Ofsted’s annual report
A few observations linked to our trust
The Chief Inspector announced Ofsted’s latest annual report with a fanfare earlier this week. I’ve taken six of the key messages and offered my own opinion based on our trust’s experience.
The North/South divide
This isn’t quite as straightforward as the headline suggests. I could draw attention to the higher than average income each London student gets based on DfE formula funding or consider the higher income per family or even the significantly higher proportion of adults with a Level 3 qualification in the south but I won’t. At the end of the day we need to drive up standards in all schools and the reason why our trust was created was to tackle disadvantage in some of our most deprived inner city communities. All but one of our schools is judged ‘good’ by Ofsted. We are doing well and making a difference.
Primaries are not the problem
All of our trust primaries have been judged ‘good’ by Ofsted. They are making a big difference in improving life chances for the pupils.
Academies are not the only solution
While Sir Michael supports academies and their role in improving the school system, the chief inspector states that converting schools into academies “can only do so much”. I agree. Our academies have changed life chances for our pupils/students but we have never embarked on a programme that ignores or doesn’t work with local authorities and other surrounding schools. Our trust is unique and as such I regularly get annoyed when politicians and observers make sweeping statements about academies. We are different and proud to be so.
Teacher shortages are beginning to bite
There are not enough high-quality teachers entering the school system, the annual report says, but certain pockets of the country are finding it far harder to recruit than others. I would agree with this. It is becoming increasingly difficult to attract teachers in some shortage subjects especially in the areas where our academies are located.
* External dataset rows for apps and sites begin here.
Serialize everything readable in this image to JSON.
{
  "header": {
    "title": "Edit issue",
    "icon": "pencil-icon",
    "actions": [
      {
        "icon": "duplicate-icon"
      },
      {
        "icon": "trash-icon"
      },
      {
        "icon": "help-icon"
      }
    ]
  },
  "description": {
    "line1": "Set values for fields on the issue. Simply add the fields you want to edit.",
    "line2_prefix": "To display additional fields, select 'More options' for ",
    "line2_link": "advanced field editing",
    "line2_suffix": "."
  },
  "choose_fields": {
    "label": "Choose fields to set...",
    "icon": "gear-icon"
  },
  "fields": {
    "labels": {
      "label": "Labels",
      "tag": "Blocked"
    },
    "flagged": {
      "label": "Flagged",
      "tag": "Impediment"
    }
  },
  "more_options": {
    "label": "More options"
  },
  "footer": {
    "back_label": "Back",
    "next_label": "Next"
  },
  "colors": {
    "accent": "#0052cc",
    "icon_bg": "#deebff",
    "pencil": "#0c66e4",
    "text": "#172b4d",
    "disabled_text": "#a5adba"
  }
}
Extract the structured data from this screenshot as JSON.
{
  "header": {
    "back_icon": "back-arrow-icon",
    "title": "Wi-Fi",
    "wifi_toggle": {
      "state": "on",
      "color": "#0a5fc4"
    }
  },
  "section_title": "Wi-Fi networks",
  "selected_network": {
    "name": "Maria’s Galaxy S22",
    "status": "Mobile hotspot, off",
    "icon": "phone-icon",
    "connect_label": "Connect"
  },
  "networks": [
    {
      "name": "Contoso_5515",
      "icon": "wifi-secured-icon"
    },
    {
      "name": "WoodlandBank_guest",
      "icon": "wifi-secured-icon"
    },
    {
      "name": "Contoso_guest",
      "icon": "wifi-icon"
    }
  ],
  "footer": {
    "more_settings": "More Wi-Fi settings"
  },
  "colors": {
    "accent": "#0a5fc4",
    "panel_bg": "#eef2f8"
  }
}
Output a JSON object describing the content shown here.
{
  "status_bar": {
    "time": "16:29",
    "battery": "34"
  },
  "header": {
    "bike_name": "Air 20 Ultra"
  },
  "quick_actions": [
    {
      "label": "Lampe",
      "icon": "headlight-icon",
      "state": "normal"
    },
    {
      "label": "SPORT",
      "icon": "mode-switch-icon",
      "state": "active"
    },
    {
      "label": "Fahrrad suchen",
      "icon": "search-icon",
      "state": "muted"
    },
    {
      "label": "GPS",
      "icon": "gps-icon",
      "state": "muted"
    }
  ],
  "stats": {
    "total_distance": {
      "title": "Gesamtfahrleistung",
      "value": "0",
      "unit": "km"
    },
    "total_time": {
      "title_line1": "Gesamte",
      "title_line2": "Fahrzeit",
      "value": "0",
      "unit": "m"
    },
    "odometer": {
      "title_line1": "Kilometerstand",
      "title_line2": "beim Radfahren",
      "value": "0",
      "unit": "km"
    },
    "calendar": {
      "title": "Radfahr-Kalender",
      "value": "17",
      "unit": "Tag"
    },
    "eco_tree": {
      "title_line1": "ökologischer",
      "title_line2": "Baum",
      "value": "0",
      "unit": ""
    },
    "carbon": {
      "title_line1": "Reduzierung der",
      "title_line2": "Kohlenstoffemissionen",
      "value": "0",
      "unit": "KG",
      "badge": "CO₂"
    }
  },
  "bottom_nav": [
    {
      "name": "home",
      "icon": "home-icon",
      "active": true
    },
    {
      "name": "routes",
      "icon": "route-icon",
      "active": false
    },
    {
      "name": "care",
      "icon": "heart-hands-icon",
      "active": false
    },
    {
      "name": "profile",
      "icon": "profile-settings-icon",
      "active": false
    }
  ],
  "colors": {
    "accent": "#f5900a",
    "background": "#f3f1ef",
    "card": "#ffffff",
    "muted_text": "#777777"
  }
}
Nonetheless, our staff are committed and remain with us because they know they are making a real difference. We are currently developing a more overt strategy for retaining, recruiting and rewarding our staff. We need to do all we can to secure the very best staff possible and keep them.
Leadership is a concern
A lack of quality leaders coming into the system is a problem, the report states. We have many outstanding leaders. Leaders that are committed, talented, ambitious and willing to take a knock back or two. They are resilient and grounded in what is best for our pupils and students. We have however faced some difficulties in securing a replacement headteacher for one of our primary academies but we are not short of outstanding senior leaders. Not all of them, however, want to be headteachers.
Poor white pupils still perform worst
White British pupils from disadvantaged backgrounds remain the lowest-performing group of students at GCSE. This is not just a problem at GCSE but it permeates throughout the age groups. In fact, white British boys are an identified group in all of our primary academies when they join our Early Years.